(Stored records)
- - - - -
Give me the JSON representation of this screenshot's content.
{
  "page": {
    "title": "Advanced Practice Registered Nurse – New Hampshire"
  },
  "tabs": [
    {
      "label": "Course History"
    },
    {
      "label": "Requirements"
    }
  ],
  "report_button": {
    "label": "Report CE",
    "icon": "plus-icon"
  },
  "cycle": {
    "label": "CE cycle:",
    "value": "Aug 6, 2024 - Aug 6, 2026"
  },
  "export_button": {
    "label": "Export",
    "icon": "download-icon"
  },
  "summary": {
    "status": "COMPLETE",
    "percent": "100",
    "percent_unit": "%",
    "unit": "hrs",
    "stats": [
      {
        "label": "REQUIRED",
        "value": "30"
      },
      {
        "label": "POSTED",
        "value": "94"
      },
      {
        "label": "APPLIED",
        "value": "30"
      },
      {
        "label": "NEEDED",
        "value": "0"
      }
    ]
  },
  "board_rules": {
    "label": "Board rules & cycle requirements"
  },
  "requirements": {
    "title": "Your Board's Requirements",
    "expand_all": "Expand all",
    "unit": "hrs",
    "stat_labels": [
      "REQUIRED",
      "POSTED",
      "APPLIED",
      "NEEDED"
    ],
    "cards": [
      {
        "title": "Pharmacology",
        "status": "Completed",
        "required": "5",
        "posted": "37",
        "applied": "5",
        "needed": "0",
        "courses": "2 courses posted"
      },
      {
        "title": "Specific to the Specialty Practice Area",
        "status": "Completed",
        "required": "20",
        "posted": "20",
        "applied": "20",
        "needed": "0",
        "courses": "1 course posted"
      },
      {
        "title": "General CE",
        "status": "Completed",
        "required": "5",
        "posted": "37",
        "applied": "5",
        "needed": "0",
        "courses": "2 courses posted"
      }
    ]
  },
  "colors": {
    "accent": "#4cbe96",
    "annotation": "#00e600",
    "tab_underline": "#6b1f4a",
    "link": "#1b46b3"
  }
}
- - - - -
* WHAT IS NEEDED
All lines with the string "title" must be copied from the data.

* RESPONSE TO THE TASK
    "title": "Advanced Practice Registered Nurse – New Hampshire"
    "title": "Your Board's Requirements",
        "title": "Pharmacology",
        "title": "Specific to the Specialty Practice Area",
        "title": "General CE",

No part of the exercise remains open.